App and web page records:
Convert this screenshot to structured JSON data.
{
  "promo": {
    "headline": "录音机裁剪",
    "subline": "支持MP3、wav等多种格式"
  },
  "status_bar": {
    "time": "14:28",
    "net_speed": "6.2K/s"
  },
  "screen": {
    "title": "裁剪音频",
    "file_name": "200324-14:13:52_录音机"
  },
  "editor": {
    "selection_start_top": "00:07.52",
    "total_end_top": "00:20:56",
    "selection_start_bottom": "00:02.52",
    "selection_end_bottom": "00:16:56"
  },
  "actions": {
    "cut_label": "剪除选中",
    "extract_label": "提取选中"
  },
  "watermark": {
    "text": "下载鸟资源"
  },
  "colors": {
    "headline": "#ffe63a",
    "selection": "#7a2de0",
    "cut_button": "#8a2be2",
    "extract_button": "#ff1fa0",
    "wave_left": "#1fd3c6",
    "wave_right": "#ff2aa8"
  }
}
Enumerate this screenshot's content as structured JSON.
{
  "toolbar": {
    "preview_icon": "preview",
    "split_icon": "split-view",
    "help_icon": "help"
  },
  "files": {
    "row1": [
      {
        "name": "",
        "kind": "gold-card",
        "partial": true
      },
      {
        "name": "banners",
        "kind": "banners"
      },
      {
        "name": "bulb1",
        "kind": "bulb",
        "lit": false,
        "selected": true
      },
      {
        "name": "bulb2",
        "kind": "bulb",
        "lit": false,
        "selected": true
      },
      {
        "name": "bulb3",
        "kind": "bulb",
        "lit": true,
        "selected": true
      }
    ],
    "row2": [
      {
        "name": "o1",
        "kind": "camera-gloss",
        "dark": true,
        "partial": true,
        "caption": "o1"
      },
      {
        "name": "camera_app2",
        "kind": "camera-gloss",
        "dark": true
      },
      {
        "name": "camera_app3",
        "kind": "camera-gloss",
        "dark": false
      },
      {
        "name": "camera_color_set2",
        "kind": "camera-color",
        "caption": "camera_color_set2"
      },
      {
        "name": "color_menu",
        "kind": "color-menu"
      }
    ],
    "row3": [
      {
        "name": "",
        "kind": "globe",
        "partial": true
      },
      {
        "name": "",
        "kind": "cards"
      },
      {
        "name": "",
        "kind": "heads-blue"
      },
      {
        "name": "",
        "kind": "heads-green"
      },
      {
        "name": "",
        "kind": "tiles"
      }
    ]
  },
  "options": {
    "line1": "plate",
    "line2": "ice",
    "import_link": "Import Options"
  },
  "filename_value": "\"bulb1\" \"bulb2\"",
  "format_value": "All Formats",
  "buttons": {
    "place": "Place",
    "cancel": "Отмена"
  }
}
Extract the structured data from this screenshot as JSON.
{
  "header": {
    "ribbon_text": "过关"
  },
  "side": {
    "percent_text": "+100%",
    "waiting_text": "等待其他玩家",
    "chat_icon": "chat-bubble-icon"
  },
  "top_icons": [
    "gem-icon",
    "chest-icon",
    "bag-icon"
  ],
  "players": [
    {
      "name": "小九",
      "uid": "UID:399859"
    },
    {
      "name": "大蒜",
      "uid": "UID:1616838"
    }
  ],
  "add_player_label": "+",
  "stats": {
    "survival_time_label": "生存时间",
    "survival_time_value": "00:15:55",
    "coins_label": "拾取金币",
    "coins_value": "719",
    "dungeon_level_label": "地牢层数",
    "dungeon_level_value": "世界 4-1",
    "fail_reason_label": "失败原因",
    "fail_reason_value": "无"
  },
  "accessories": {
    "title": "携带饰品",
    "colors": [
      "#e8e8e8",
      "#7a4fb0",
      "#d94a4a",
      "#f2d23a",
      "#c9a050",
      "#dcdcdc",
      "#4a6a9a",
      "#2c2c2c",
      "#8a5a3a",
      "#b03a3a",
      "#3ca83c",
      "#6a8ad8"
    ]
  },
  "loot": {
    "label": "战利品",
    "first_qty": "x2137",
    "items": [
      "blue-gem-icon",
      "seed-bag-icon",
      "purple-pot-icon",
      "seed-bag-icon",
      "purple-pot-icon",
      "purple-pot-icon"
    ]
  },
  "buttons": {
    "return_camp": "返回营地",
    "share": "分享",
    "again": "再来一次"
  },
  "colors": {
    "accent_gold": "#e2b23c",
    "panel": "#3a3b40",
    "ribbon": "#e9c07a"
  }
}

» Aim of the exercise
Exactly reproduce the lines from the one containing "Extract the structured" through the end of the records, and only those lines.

» Response area
Extract the structured data from this screenshot as JSON.
{
  "header": {
    "ribbon_text": "过关"
  },
  "side": {
    "percent_text": "+100%",
    "waiting_text": "等待其他玩家",
    "chat_icon": "chat-bubble-icon"
  },
  "top_icons": [
    "gem-icon",
    "chest-icon",
    "bag-icon"
  ],
  "players": [
    {
      "name": "小九",
      "uid": "UID:399859"
    },
    {
      "name": "大蒜",
      "uid": "UID:1616838"
    }
  ],
  "add_player_label": "+",
  "stats": {
    "survival_time_label": "生存时间",
    "survival_time_value": "00:15:55",
    "coins_label": "拾取金币",
    "coins_value": "719",
    "dungeon_level_label": "地牢层数",
    "dungeon_level_value": "世界 4-1",
    "fail_reason_label": "失败原因",
    "fail_reason_value": "无"
  },
  "accessories": {
    "title": "携带饰品",
    "colors": [
      "#e8e8e8",
      "#7a4fb0",
      "#d94a4a",
      "#f2d23a",
      "#c9a050",
      "#dcdcdc",
      "#4a6a9a",
      "#2c2c2c",
      "#8a5a3a",
      "#b03a3a",
      "#3ca83c",
      "#6a8ad8"
    ]
  },
  "loot": {
    "label": "战利品",
    "first_qty": "x2137",
    "items": [
      "blue-gem-icon",
      "seed-bag-icon",
      "purple-pot-icon",
      "seed-bag-icon",
      "purple-pot-icon",
      "purple-pot-icon"
    ]
  },
  "buttons": {
    "return_camp": "返回营地",
    "share": "分享",
    "again": "再来一次"
  },
  "colors": {
    "accent_gold": "#e2b23c",
    "panel": "#3a3b40",
    "ribbon": "#e9c07a"
  }
}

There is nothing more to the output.